=== Begin Enclosure ===

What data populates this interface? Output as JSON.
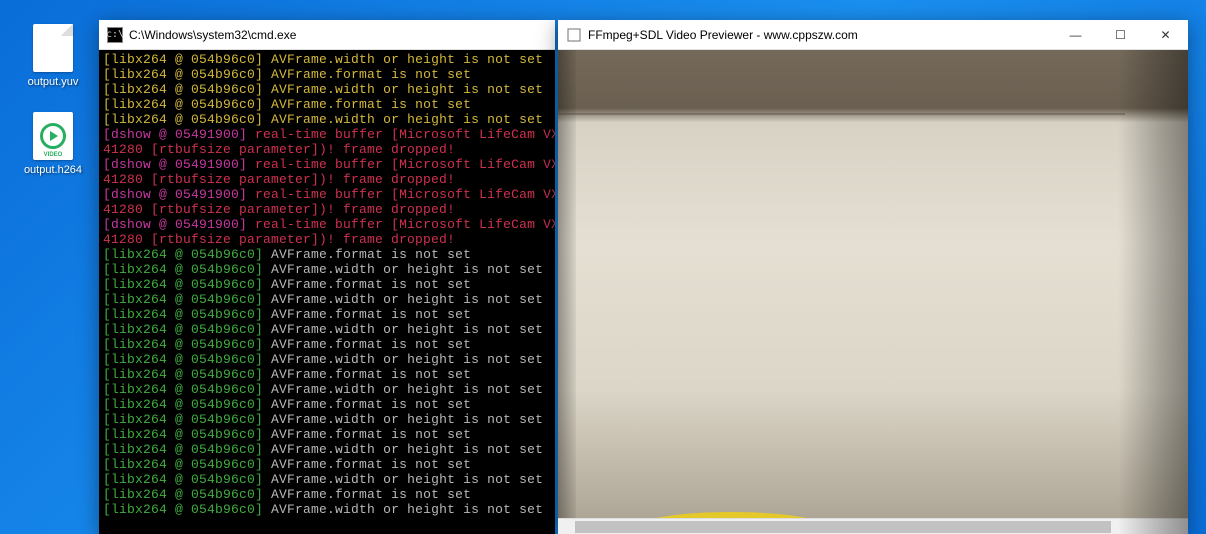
{
  "desktop": {
    "icons": [
      {
        "label": "output.yuv",
        "type": "file"
      },
      {
        "label": "output.h264",
        "type": "video"
      }
    ]
  },
  "cmd_window": {
    "title": "C:\\Windows\\system32\\cmd.exe",
    "lines": [
      {
        "tag": "[libx264 @ 054b96c0]",
        "tag_style": "tag",
        "msg": "AVFrame.width or height is not set",
        "msg_style": "msg-yellow"
      },
      {
        "tag": "[libx264 @ 054b96c0]",
        "tag_style": "tag",
        "msg": "AVFrame.format is not set",
        "msg_style": "msg-yellow"
      },
      {
        "tag": "[libx264 @ 054b96c0]",
        "tag_style": "tag",
        "msg": "AVFrame.width or height is not set",
        "msg_style": "msg-yellow"
      },
      {
        "tag": "[libx264 @ 054b96c0]",
        "tag_style": "tag",
        "msg": "AVFrame.format is not set",
        "msg_style": "msg-yellow"
      },
      {
        "tag": "[libx264 @ 054b96c0]",
        "tag_style": "tag",
        "msg": "AVFrame.width or height is not set",
        "msg_style": "msg-yellow"
      },
      {
        "tag": "[dshow @ 05491900]",
        "tag_style": "dshow-tag",
        "msg": "real-time buffer [Microsoft LifeCam VX-",
        "msg_style": "dshow-msg"
      },
      {
        "tag": "41280 [rtbufsize parameter])! frame dropped!",
        "tag_style": "dshow-msg",
        "msg": "",
        "msg_style": ""
      },
      {
        "tag": "[dshow @ 05491900]",
        "tag_style": "dshow-tag",
        "msg": "real-time buffer [Microsoft LifeCam VX-",
        "msg_style": "dshow-msg"
      },
      {
        "tag": "41280 [rtbufsize parameter])! frame dropped!",
        "tag_style": "dshow-msg",
        "msg": "",
        "msg_style": ""
      },
      {
        "tag": "[dshow @ 05491900]",
        "tag_style": "dshow-tag",
        "msg": "real-time buffer [Microsoft LifeCam VX-",
        "msg_style": "dshow-msg"
      },
      {
        "tag": "41280 [rtbufsize parameter])! frame dropped!",
        "tag_style": "dshow-msg",
        "msg": "",
        "msg_style": ""
      },
      {
        "tag": "[dshow @ 05491900]",
        "tag_style": "dshow-tag",
        "msg": "real-time buffer [Microsoft LifeCam VX-",
        "msg_style": "dshow-msg"
      },
      {
        "tag": "41280 [rtbufsize parameter])! frame dropped!",
        "tag_style": "dshow-msg",
        "msg": "",
        "msg_style": ""
      },
      {
        "tag": "[libx264 @ 054b96c0]",
        "tag_style": "tag-green",
        "msg": "AVFrame.format is not set",
        "msg_style": "msg-silver"
      },
      {
        "tag": "[libx264 @ 054b96c0]",
        "tag_style": "tag-green",
        "msg": "AVFrame.width or height is not set",
        "msg_style": "msg-silver"
      },
      {
        "tag": "[libx264 @ 054b96c0]",
        "tag_style": "tag-green",
        "msg": "AVFrame.format is not set",
        "msg_style": "msg-silver"
      },
      {
        "tag": "[libx264 @ 054b96c0]",
        "tag_style": "tag-green",
        "msg": "AVFrame.width or height is not set",
        "msg_style": "msg-silver"
      },
      {
        "tag": "[libx264 @ 054b96c0]",
        "tag_style": "tag-green",
        "msg": "AVFrame.format is not set",
        "msg_style": "msg-silver"
      },
      {
        "tag": "[libx264 @ 054b96c0]",
        "tag_style": "tag-green",
        "msg": "AVFrame.width or height is not set",
        "msg_style": "msg-silver"
      },
      {
        "tag": "[libx264 @ 054b96c0]",
        "tag_style": "tag-green",
        "msg": "AVFrame.format is not set",
        "msg_style": "msg-silver"
      },
      {
        "tag": "[libx264 @ 054b96c0]",
        "tag_style": "tag-green",
        "msg": "AVFrame.width or height is not set",
        "msg_style": "msg-silver"
      },
      {
        "tag": "[libx264 @ 054b96c0]",
        "tag_style": "tag-green",
        "msg": "AVFrame.format is not set",
        "msg_style": "msg-silver"
      },
      {
        "tag": "[libx264 @ 054b96c0]",
        "tag_style": "tag-green",
        "msg": "AVFrame.width or height is not set",
        "msg_style": "msg-silver"
      },
      {
        "tag": "[libx264 @ 054b96c0]",
        "tag_style": "tag-green",
        "msg": "AVFrame.format is not set",
        "msg_style": "msg-silver"
      },
      {
        "tag": "[libx264 @ 054b96c0]",
        "tag_style": "tag-green",
        "msg": "AVFrame.width or height is not set",
        "msg_style": "msg-silver"
      },
      {
        "tag": "[libx264 @ 054b96c0]",
        "tag_style": "tag-green",
        "msg": "AVFrame.format is not set",
        "msg_style": "msg-silver"
      },
      {
        "tag": "[libx264 @ 054b96c0]",
        "tag_style": "tag-green",
        "msg": "AVFrame.width or height is not set",
        "msg_style": "msg-silver"
      },
      {
        "tag": "[libx264 @ 054b96c0]",
        "tag_style": "tag-green",
        "msg": "AVFrame.format is not set",
        "msg_style": "msg-silver"
      },
      {
        "tag": "[libx264 @ 054b96c0]",
        "tag_style": "tag-green",
        "msg": "AVFrame.width or height is not set",
        "msg_style": "msg-silver"
      },
      {
        "tag": "[libx264 @ 054b96c0]",
        "tag_style": "tag-green",
        "msg": "AVFrame.format is not set",
        "msg_style": "msg-silver"
      },
      {
        "tag": "[libx264 @ 054b96c0]",
        "tag_style": "tag-green",
        "msg": "AVFrame.width or height is not set",
        "msg_style": "msg-silver"
      }
    ]
  },
  "preview_window": {
    "title": "FFmpeg+SDL Video Previewer - www.cppszw.com",
    "controls": {
      "min": "—",
      "max": "☐",
      "close": "✕"
    },
    "video_badge": "VIDEO"
  }
}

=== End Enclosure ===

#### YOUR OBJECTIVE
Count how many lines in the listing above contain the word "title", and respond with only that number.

#### TASK RESPONSE
2